For the first time, the Plan document has talked of three alternative scenarios. The draft Plan, approved by the full Planning Commission meeting, chaired by Prime Minister Manmohan Singh, said adequate policy measures would be taken to meet the target of an average annual growth rate of 8.2 per cent . If half-hearted measures were taken, growth might slip to 6-6.5 per cent and, in the case of policy logjam, it could even fall to five per cent, it said. Planning Commission Deputy Chairman Montek Singh Ahluwalia tells Sanjeeb Mukherjee, the idea behind these is to send across a message that strong policy decisions are needed to reach 8.2 per cent growth. Edited excerpts:
What was the idea behind giving three scenarios in the draft 12th Plan document? This was done for the first time.
We wanted the people of India to know what could be the fallout unless you take certain decisions. That is the basic idea behind the scenarios.
As mentioned in the scenarios, do you think that growth could fall to five per cent?
Look, the integral message that we are giving is that scenario one (8.2 per cent growth) requires strong policy decisions. If you don't do it, then that is the consequence (6-6.5 per cent or 5 per cent growth) you could face.
The draft document pegs manufacturing growth at 10 per cent a year on an average for the 12th Plan. In the first year , this growth has not been quite subdued. Manufacturing grew just 0.6 per cent in the first four months of this financial year. Don’t you think the target of 10 per cent is too ambitious?
Whatever we have given in the Plan, I feel we have appropriate steps and measures for that.
There have been some issues with the health sector allocations. Have these been sorted?
We have reached complete agreement on all the contentious issues, and they (the health ministry) wanted to make some changes in the allocations, which we have agreed to.
The Reserve Bank of India (RBI) today did not cut the policy rate, but only reduced the cash reserve ratio by 0.25 percentage points. Do you think it was adequate to spur growth?
What RBI has done is that it has released resources (by reducing CRR). This will make an impact on the rest of the system. It is a step in the right direction.
Will this spur growth?
The revival of growth requires many actions, and monetary policy adjustments are just one component of that.

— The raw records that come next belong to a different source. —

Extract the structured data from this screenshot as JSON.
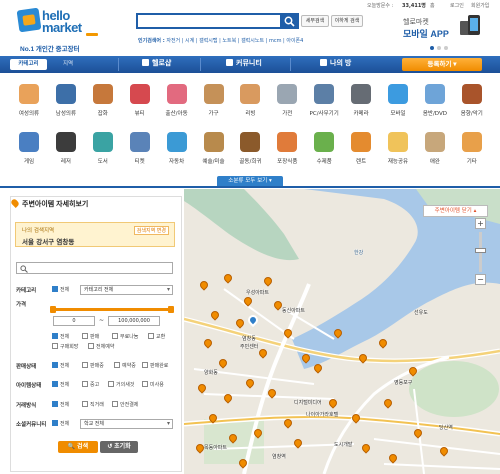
{
  "top_bar": {
    "visitors_label": "오늘방문수 :",
    "visitors_count": "33,411명",
    "home": "홈",
    "login": "로그인",
    "join": "회원가입"
  },
  "logo": {
    "word1": "hello",
    "word2": "market",
    "tagline": "No.1 개인간 중고장터"
  },
  "search": {
    "placeholder": "",
    "detail_btn": "세부검색",
    "in_result_btn": "이하게 검색"
  },
  "popular": {
    "label": "인기검색어 :",
    "items": [
      "자전거",
      "시계",
      "갤럭시탭",
      "노트북",
      "갤럭시노트",
      "mcm",
      "아이폰4"
    ]
  },
  "promo": {
    "line1": "헬로마켓",
    "line2": "모바일 APP"
  },
  "nav": {
    "category": "카테고리",
    "region": "지역",
    "hellosang": "헬로샵",
    "community": "커뮤니티",
    "myroom": "나의 방",
    "register": "등록하기"
  },
  "categories": [
    {
      "label": "여성의류",
      "color": "#e9a25a"
    },
    {
      "label": "남성의류",
      "color": "#3d6fa8"
    },
    {
      "label": "잡화",
      "color": "#c6783b"
    },
    {
      "label": "뷰티",
      "color": "#d6494f"
    },
    {
      "label": "출산/아동",
      "color": "#e26a7f"
    },
    {
      "label": "가구",
      "color": "#c59158"
    },
    {
      "label": "리빙",
      "color": "#d99a5f"
    },
    {
      "label": "가전",
      "color": "#9aa6b2"
    },
    {
      "label": "PC/사무기기",
      "color": "#5c7fa6"
    },
    {
      "label": "카메라",
      "color": "#666c74"
    },
    {
      "label": "모바일",
      "color": "#3c9be0"
    },
    {
      "label": "음반/DVD",
      "color": "#6ea4d8"
    },
    {
      "label": "음향/악기",
      "color": "#a9542b"
    },
    {
      "label": "게임",
      "color": "#4a7fc2"
    },
    {
      "label": "레저",
      "color": "#3c3c3c"
    },
    {
      "label": "도서",
      "color": "#3aa3a3"
    },
    {
      "label": "티켓",
      "color": "#5a83b8"
    },
    {
      "label": "자동차",
      "color": "#3b9ad5"
    },
    {
      "label": "예술/미술",
      "color": "#b88a4c"
    },
    {
      "label": "골동/희귀",
      "color": "#8b5a2b"
    },
    {
      "label": "포장식품",
      "color": "#e07b3a"
    },
    {
      "label": "수제품",
      "color": "#6ab04c"
    },
    {
      "label": "렌트",
      "color": "#e48b2f"
    },
    {
      "label": "재능공유",
      "color": "#f0c35a"
    },
    {
      "label": "애완",
      "color": "#c7a77b"
    },
    {
      "label": "기타",
      "color": "#e8a04a"
    }
  ],
  "more_btn": "소분류 모두 보기",
  "panel": {
    "title": "주변아이템 자세히보기",
    "region_label": "나의 검색지역",
    "region_value": "서울 강서구 염창동",
    "region_change": "검색지역 변경",
    "category_label": "카테고리",
    "all": "전체",
    "category_select": "카테고리 전체",
    "price_label": "가격",
    "price_min": "0",
    "price_max": "100,000,000",
    "price_sep": "~",
    "trade_opts": [
      "전체",
      "판매",
      "무료나눔",
      "교환",
      "구매희망",
      "경매"
    ],
    "trade_opts_row2": [
      "구매희망",
      "전체예약"
    ],
    "sale_label": "판매상태",
    "sale_opts": [
      "전체",
      "판매중",
      "예약중",
      "판매완료"
    ],
    "item_label": "아이템상태",
    "item_opts": [
      "전체",
      "중고",
      "거의새것",
      "미사용"
    ],
    "deal_label": "거래방식",
    "deal_opts": [
      "전체",
      "직거래",
      "안전결제"
    ],
    "seller_label": "소셜커뮤니티",
    "seller_select": "학교 전체",
    "search_btn": "검색",
    "reset_btn": "초기화"
  },
  "map": {
    "close": "주변아이템 닫기",
    "labels": [
      "우성아파트",
      "동신아파트",
      "염창동",
      "주민센터",
      "영등포구",
      "양화동",
      "한강",
      "디지털미디어",
      "목동아파트",
      "당산역",
      "선유도",
      "나이아가라호텔",
      "도시개발",
      "염창역"
    ]
  },
  "colors": {
    "brand_blue": "#1f5ea8",
    "accent_orange": "#f08c00"
  }
}
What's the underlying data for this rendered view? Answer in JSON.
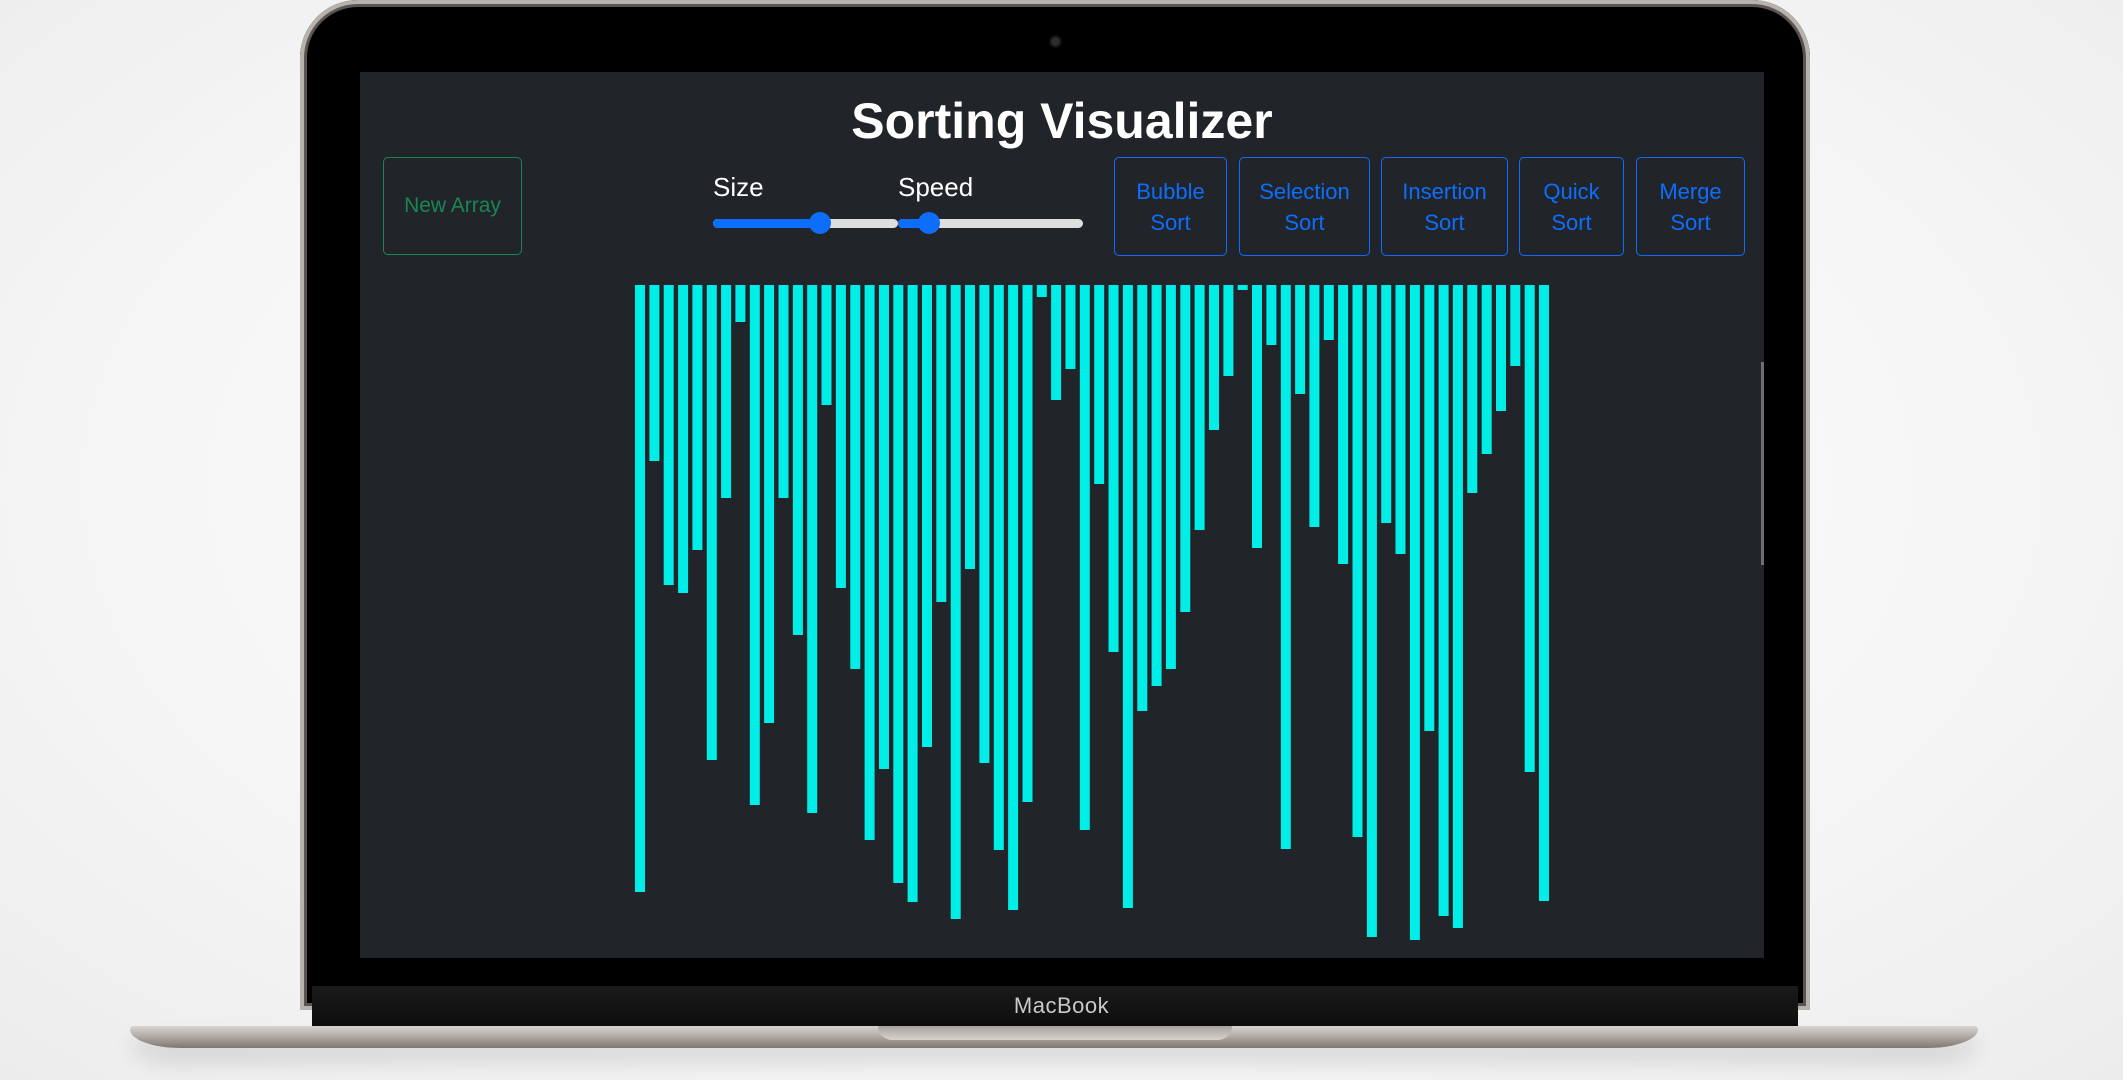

This should be read with the totality of actions taken by the government, with possibly more to come. This is going to bring back better macro balance into the system.